An example of a Virtuous Robot is Kasper (Kinesics and Synchronisation in Personal Assistant Robot).
Kasper is a child-size humanoid that UNSW acquired following a collaboration with the University of Hertfordshire, UK, where the companion robot was first built in 2005.
The robot is designed to assist children with autism and learning difficulties.
Professor Mari Velonaki, founder and director of UNSW’s world-class Creative Robotics Lab, says Kasper teaches the children socially acceptable behaviours, for example by saying “that hurts” when the child hits it, or “that feels good” when the child touches the robot in a gentle way.
“Kasper does not replace the therapist, the social network, the family, or school,” Prof. Velonaki says. “It is just a robot to help them learn social behaviours, to play, and to experiment with.”
Prof. Velonaki agrees with Dr Cappuccio’s approach to machine ethics, and as someone who has been building robots for at least 20 years, she says the industry needs to take this multi-disciplinary approach.
“It's not complementary, it is essential. And it has to be there from the very beginning when designing a system,” she says. “You need to have people who are doing interactive design, ethicists, people from the social sciences, artificial intelligence, and mechatronics.
“Because we’re not talking about systems that are isolated in a factory manufacturing cars, we're talking about systems that in the near future will be implemented within a social structure.”
Prof.

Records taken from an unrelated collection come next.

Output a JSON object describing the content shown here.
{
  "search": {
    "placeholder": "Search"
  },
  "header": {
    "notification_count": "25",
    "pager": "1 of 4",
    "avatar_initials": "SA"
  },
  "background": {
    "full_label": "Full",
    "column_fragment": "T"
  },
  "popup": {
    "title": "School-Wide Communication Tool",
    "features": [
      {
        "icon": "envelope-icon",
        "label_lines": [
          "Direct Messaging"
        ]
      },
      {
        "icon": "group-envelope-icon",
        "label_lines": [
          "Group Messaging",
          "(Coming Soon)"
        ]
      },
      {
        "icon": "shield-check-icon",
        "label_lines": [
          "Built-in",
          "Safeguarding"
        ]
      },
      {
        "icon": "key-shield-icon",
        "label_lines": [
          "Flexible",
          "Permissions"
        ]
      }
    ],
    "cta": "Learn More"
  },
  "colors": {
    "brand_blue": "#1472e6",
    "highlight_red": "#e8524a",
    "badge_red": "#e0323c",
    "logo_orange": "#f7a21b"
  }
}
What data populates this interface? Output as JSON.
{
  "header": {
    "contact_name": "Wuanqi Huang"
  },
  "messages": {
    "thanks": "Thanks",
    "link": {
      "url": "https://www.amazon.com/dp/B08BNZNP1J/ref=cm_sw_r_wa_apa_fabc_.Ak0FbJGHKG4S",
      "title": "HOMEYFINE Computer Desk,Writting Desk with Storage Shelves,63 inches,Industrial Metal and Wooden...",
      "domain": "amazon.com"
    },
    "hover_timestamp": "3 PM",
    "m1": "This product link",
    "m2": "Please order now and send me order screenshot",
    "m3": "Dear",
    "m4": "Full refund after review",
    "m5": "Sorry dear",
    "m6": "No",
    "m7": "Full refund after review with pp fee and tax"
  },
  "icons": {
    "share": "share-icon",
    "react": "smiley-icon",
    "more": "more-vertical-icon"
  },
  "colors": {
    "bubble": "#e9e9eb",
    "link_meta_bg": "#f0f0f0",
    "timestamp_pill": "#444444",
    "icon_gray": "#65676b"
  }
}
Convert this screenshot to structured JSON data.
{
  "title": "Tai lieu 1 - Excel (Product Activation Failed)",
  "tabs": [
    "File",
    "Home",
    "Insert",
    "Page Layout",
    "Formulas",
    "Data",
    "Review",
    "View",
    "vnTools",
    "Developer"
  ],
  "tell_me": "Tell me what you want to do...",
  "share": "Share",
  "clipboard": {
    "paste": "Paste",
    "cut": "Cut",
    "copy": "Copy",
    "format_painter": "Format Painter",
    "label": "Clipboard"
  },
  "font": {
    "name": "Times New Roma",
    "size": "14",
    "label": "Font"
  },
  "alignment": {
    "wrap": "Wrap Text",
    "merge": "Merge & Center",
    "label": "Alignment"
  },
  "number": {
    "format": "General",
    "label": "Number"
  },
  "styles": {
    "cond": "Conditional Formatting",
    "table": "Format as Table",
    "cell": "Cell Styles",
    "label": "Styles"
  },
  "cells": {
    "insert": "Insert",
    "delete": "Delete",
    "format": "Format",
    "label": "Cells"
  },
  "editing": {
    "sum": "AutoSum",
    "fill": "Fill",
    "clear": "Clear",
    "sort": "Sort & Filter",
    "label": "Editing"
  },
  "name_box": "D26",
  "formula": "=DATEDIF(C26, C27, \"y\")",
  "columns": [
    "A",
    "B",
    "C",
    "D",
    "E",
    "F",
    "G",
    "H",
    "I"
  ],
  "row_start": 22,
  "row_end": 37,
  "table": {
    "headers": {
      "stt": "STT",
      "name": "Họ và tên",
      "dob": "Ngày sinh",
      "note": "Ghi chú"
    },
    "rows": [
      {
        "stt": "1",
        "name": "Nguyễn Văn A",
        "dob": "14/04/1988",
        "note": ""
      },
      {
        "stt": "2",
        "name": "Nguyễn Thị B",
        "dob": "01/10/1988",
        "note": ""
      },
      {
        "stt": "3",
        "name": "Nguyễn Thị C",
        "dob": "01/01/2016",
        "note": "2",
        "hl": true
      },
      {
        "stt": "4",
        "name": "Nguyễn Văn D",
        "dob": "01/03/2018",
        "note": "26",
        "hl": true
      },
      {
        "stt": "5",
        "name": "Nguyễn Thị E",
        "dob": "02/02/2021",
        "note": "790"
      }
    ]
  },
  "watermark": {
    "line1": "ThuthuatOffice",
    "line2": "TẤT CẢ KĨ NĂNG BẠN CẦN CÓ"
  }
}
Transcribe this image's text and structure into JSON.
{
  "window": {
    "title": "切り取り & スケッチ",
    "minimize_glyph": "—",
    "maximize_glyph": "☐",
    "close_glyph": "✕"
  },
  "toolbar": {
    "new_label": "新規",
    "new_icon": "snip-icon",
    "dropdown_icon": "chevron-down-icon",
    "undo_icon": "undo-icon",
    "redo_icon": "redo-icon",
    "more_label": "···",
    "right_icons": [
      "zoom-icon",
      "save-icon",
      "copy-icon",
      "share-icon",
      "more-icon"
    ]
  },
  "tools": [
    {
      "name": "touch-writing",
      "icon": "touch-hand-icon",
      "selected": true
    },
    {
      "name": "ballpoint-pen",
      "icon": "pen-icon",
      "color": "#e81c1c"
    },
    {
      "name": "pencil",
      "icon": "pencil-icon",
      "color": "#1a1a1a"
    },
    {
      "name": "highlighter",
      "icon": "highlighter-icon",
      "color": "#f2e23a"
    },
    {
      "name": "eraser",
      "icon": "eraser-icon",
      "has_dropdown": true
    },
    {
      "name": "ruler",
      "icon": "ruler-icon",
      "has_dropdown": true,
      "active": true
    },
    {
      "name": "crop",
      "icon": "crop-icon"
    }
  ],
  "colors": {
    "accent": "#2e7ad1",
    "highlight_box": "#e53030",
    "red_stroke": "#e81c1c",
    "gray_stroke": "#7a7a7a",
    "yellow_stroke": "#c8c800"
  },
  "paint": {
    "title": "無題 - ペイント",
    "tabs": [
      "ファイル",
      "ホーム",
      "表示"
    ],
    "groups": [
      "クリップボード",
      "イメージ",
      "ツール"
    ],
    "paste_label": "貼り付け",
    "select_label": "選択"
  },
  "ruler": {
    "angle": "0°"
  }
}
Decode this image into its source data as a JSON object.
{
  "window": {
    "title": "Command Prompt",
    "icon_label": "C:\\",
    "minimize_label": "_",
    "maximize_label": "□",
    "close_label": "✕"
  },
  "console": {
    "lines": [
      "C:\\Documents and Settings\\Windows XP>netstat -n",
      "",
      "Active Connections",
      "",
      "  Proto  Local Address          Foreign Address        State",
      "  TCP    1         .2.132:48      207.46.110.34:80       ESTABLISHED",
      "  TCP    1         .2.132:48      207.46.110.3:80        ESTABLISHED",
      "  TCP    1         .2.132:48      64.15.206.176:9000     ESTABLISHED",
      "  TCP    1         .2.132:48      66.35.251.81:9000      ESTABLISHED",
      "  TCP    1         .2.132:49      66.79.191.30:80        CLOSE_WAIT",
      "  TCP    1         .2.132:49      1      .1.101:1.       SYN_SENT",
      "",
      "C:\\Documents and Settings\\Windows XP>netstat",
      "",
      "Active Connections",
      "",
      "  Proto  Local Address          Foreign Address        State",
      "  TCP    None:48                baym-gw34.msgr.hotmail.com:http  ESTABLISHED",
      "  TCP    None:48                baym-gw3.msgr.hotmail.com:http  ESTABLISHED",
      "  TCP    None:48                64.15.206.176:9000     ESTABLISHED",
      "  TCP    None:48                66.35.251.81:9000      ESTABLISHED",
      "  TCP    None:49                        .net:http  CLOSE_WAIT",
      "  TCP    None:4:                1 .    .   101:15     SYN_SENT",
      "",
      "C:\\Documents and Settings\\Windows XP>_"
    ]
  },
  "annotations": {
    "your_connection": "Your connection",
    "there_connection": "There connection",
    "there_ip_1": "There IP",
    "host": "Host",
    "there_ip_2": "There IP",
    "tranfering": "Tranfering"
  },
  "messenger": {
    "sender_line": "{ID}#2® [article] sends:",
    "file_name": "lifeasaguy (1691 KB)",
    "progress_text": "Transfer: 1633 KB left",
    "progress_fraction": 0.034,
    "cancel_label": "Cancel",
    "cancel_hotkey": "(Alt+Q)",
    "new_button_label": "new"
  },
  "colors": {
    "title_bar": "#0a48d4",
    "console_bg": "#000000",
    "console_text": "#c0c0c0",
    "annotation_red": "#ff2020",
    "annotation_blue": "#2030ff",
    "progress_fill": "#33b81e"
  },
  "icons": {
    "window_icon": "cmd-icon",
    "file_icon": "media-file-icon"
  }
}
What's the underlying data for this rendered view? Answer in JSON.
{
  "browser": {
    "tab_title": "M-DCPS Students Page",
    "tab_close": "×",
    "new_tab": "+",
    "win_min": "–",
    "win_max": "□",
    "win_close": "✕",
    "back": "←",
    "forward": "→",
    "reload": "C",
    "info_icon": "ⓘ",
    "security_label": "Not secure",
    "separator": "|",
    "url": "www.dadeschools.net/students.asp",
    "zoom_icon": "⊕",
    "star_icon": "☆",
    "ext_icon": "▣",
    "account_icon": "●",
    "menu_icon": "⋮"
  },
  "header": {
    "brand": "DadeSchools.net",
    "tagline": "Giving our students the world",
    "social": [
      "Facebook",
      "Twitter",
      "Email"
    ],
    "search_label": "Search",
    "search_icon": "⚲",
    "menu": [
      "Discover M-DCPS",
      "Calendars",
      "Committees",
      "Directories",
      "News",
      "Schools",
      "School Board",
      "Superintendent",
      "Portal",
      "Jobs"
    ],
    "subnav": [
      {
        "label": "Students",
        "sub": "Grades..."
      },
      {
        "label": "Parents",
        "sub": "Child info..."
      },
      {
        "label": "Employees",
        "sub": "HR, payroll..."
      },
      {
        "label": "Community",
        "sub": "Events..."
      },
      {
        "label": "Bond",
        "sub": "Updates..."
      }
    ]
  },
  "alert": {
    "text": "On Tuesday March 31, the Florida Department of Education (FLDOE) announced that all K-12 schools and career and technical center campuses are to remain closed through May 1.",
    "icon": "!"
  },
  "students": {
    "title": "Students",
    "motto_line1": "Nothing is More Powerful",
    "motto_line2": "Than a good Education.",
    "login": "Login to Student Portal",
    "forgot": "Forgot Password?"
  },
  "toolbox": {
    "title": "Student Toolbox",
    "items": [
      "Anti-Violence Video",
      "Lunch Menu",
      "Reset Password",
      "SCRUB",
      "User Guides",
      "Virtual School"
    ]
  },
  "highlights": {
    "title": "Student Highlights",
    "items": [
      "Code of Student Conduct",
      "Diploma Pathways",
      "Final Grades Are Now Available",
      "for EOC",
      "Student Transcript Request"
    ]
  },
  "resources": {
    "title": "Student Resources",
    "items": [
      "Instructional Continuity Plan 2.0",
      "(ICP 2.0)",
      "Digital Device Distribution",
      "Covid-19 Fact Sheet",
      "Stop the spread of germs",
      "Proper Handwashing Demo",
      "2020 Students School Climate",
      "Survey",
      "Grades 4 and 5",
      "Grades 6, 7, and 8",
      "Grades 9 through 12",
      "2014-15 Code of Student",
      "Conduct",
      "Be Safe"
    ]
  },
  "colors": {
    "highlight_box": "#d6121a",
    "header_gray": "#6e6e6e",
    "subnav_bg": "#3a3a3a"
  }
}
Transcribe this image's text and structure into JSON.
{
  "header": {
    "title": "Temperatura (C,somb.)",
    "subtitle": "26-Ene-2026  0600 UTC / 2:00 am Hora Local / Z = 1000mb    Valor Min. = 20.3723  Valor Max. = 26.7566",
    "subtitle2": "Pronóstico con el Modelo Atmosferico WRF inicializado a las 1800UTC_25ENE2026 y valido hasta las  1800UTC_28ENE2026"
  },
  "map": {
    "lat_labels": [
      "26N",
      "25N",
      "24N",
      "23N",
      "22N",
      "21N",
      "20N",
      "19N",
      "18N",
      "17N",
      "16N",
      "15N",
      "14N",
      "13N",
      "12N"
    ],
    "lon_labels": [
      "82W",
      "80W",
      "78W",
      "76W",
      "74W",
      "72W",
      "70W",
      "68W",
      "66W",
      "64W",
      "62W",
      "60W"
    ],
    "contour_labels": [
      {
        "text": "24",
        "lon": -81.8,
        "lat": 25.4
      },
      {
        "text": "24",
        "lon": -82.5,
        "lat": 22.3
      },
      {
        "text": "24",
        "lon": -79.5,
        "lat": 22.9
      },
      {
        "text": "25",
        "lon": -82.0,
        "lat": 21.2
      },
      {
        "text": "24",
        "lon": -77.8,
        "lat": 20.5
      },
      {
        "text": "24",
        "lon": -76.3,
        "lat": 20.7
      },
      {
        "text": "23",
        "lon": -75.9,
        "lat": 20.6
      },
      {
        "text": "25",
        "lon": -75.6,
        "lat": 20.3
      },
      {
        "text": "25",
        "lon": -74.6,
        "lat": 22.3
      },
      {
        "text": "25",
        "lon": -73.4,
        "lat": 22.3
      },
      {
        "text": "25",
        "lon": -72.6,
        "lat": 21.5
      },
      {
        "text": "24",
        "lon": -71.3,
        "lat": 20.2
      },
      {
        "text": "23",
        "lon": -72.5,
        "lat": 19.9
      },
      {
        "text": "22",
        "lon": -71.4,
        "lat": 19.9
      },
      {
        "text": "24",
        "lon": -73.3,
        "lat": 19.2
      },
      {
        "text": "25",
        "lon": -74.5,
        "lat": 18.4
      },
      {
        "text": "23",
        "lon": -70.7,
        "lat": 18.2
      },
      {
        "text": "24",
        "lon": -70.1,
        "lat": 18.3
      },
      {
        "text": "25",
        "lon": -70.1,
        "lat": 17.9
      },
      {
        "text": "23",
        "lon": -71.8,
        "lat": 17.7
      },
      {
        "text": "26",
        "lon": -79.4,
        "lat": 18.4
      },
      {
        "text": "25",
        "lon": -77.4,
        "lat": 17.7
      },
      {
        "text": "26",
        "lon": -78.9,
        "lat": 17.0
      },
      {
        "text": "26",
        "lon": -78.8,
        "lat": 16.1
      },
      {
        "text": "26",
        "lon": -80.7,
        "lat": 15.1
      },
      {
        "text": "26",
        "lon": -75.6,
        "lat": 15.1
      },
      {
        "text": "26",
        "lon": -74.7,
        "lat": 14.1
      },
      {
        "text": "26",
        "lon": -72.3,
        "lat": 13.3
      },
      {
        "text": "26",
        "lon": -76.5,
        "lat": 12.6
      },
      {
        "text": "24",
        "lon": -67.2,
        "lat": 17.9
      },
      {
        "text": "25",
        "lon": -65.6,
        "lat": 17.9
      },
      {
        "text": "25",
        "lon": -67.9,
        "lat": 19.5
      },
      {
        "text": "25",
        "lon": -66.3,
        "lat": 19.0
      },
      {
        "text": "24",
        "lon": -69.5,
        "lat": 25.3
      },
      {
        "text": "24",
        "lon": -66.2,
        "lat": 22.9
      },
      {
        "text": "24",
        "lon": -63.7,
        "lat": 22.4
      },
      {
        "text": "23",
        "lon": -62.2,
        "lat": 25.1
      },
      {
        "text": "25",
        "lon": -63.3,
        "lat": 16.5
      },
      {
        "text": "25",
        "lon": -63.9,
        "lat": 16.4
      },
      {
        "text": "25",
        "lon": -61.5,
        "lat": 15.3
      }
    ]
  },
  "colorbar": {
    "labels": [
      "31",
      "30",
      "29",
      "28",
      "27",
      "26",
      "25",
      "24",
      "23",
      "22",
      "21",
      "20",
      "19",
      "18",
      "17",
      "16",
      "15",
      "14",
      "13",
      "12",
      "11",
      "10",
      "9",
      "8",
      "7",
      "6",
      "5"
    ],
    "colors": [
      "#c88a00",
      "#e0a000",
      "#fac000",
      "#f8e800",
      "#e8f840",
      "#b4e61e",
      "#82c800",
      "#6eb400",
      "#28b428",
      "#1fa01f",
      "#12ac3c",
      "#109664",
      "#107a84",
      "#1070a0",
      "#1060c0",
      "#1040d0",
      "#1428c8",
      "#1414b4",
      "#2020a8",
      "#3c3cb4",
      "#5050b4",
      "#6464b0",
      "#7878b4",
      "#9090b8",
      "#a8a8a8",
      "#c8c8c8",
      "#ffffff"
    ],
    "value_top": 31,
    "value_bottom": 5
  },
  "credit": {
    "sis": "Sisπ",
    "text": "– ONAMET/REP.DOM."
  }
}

Velonaki says we need to start thinking about some of these existential questions now as AI technology advances. “Because maybe in 30 years from now systems might be a lot more a biotech — combining the biological and technical.”
In general, Dr Cappuccio says, virtuous robotics applies to all the fields of human development and human flourishing.
“Whenever there are moral skills involved, for example such as having greater self-awareness over such vices as smoking, alcohol or diet, virtuous robotics can be helpful to anybody wanting to increase their control over their behaviours,” he says.
And social robots are more successful in cultivating virtue in humans than mobile phone apps, says Dr Sandoval, who attempted a self-experimentation with exercise and meditation apps on his mobile phone.
“So far, human interaction is the most effective way to cultivate virtue,” Dr Sandoval says. “But probably the second-best way to cultivate virtue is with social robots which have an embodiment, and don't rely on screens to perform the interaction with people.”